[dropcap]I[/dropcap] could hear her sputtering down the road. It sounded like she was riding a residential lawnmower. I squinted into the distance.
That’s exactly what she was riding.
She wore a bikini top and had a cigarette balanced between her lips. Three fishing rods dangled from the back of the dilapidated John Deere. She rolled up slow, then parked beside the boat launch. The kayakers all gave her funny looks.
She paid them no mind.
The girl watched me hoist the mainsail of my boat. She was young, with rough leathery skin. Covered in tattoos. Much too worn out to be pretty; too pretty to be so worn out. In the short time it took me to rig my boat, she must’ve burned through eight cigarettes.
“Nice wheels.” I nodded toward her lawnmower.
“Oh, that?” She laughed. “It belongs to the rehab.
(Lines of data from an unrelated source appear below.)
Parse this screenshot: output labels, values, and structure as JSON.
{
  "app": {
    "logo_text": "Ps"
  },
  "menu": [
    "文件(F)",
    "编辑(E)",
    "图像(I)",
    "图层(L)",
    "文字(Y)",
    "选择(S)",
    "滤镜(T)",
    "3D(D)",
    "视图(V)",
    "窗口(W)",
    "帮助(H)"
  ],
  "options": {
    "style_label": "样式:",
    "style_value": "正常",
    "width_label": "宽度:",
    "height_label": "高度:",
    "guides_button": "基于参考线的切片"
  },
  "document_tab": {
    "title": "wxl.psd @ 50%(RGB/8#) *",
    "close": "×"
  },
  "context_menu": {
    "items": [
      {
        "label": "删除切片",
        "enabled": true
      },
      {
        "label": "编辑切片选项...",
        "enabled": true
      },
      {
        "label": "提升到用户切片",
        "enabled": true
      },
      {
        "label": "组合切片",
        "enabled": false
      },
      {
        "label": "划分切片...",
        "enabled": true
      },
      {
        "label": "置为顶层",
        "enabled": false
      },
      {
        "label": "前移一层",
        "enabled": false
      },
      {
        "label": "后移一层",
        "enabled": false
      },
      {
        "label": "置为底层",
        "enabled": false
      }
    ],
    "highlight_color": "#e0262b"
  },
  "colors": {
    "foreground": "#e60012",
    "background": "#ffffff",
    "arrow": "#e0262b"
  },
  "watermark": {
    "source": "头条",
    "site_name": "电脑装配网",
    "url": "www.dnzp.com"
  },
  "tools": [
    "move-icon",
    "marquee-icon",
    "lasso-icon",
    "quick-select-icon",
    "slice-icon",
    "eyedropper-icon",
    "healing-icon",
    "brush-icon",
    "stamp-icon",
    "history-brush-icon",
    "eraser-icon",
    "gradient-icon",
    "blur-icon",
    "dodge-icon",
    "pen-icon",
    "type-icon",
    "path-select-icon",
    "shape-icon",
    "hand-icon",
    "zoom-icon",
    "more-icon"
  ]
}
They let me drive it down here to go fishing.”
I never learned her name, but she’s been living at that women’s rehab for six months. Before that, Walton County Prison. Three years. “Prison ain’t so bad,” she explained. “The only bad part is the hard-ass work.”
“Yeah,” she said. “You learn a lot about yourself in prison. You think a lot.”
She lit another cigarette. “Hell, I’m a country girl from Freeport. All I could think about in prison was going fishing. It reminds me of my daddy.”
“Is your daddy a fisherman?”
“Was,” she said. “He died while I was inside.” She flashed a fake smile.
It wasn’t any of my business.
But I’m glad she’s got that lawnmower.